    8
    Apologies, atypican - your post got caught in the anti-spam filter - now released. :)
     
  7. TealLeaf

    TealLeaf Soul Adventurer

    Joined:
    Dec 27, 2008
    Messages:
    127
    Likes Received:
    0
    Any thoughts on the rationing of truths through the use of metaphor in religion or on the appropriate amount of inculcation as mentioned just recently in this thread?
     
  8. nativeastral

    nativeastral fluffy future

    Joined:
    Apr 6, 2008
    Messages:
    1,525
    Likes Received:
    0
    cultural concepts, religious, secular, political, sexual etc, extremely hard to dislodge [give me a child...] but not impossible with good education, which is not inculcation or indoctrination, but a drawing out of each potential intellect within a child to achieve a critical understanding of self and others.

    but what educational system provides such objective and unbiased principles?

    though both athiests and theists can converge in advocating now more or less universally accepted moral values advantageous to humankind and the environment, the sticking point will be issues of power, authority and an exclusive attitude previously religious and now politically, nationally.

    not contemplating a one world government though!

    think that religious leaders should have humility at the top of their agenda and promote interfaith dialogue with assistance from all governments; though maybe we do want to be different rather than similar?
     
  9. Dream

    Dream New Member

    Joined:
    Feb 18, 2008
    Messages:
    3,677
    Likes Received:
    1
    Its cool to try and understand religion but you don't want to start writing religions. What you want is just to get along with other people. As for the fabled Illuminati, they probably don't exist.

    Thoughts of rationing truth through the use of metaphor? Metaphor is intended to be enriching, like the story of Paul Bunyan. Like if I tell a joke, I want you to get the joke but sometimes not right away. Yes, it can be misused. Would you ration truth?
     
  10. TealLeaf

    TealLeaf Soul Adventurer

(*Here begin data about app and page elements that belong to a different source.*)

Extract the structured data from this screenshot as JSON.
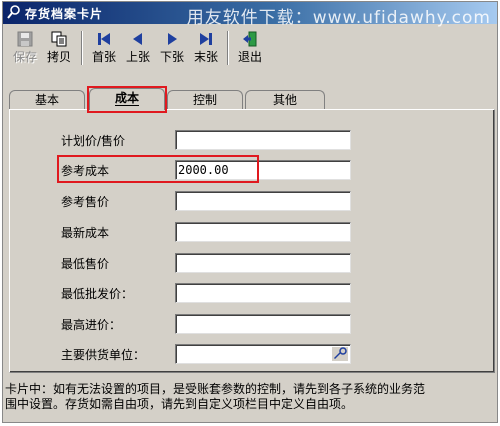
{
  "window": {
    "title": "存货档案卡片",
    "watermark": "用友软件下载：www.ufidawhy.com"
  },
  "toolbar": {
    "buttons": [
      {
        "label": "保存",
        "icon": "save-icon",
        "enabled": false
      },
      {
        "label": "拷贝",
        "icon": "copy-icon",
        "enabled": true
      },
      {
        "label": "首张",
        "icon": "first-record-icon",
        "enabled": true
      },
      {
        "label": "上张",
        "icon": "previous-record-icon",
        "enabled": true
      },
      {
        "label": "下张",
        "icon": "next-record-icon",
        "enabled": true
      },
      {
        "label": "末张",
        "icon": "last-record-icon",
        "enabled": true
      },
      {
        "label": "退出",
        "icon": "exit-icon",
        "enabled": true
      }
    ]
  },
  "tabs": [
    {
      "label": "基本",
      "active": false
    },
    {
      "label": "成本",
      "active": true
    },
    {
      "label": "控制",
      "active": false
    },
    {
      "label": "其他",
      "active": false
    }
  ],
  "form": {
    "fields": [
      {
        "label": "计划价/售价",
        "value": ""
      },
      {
        "label": "参考成本",
        "value": "2000.00"
      },
      {
        "label": "参考售价",
        "value": ""
      },
      {
        "label": "最新成本",
        "value": ""
      },
      {
        "label": "最低售价",
        "value": ""
      },
      {
        "label": "最低批发价：",
        "value": ""
      },
      {
        "label": "最高进价：",
        "value": ""
      },
      {
        "label": "主要供货单位：",
        "value": "",
        "has_reference_button": true
      }
    ]
  },
  "status": {
    "line1": "卡片中：如有无法设置的项目，是受账套参数的控制，请先到各子系统的业务范",
    "line2": "围中设置。存货如需自由项，请先到自定义项栏目中定义自由项。"
  },
  "colors": {
    "title_bar_start": "#0a246a",
    "title_bar_end": "#a6caf0",
    "window_face": "#d4d0c8",
    "highlight_box": "#e0191f",
    "nav_icon_blue": "#1f3f9f"
  }
}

    Joined:
    Dec 27, 2008
    Messages:
    127
    Likes Received:
    0
    I think that I do ration truth with people quite frequently as part of my daily life. I even do this with people that I love like my parents and my children. There are certain realities that it just won't benefit them to learn about. In fact quite the opposite awareness of some realities can actually be harmful to them.

    As for writing a religion I would be inclined to reveal all truths and then inculcate explanation to mitigate the effects of, for lack of a better word, more harmful truths thus creating a healthy and effective mindset in individuals and within the collective consciousness.
     
  11. Dream

    Dream New Member

    Joined:
    Feb 18, 2008
    Messages:
    3,677
    Likes Received:
    1
    I honestly, do not believe that such a thing is possible. The combination of traits necessary for you to do what you are talking about probably could not exist within a person. I cannot list the religion starters (and don't want to name them) all from the top of my head, but those who start religions are crazy at the end if not from the beginning. Personal observation. Just talking about this is a little bit unbalancing. Its ridiculous.
     
  12. TealLeaf

    TealLeaf Soul Adventurer

    Joined:
    Dec 27, 2008
    Messages:
    127
    Likes Received:
    0
    I don't agree with your characterization that all "religion starters" were "crazy".

    If this topic of conversation is effecting you that negatively perhaps you shouldn't partake in it. You shouldn't feel compelled to discuss something that upsets you to that degree. There are plenty of other sub-forums and threads to participate in.
     

Share This Page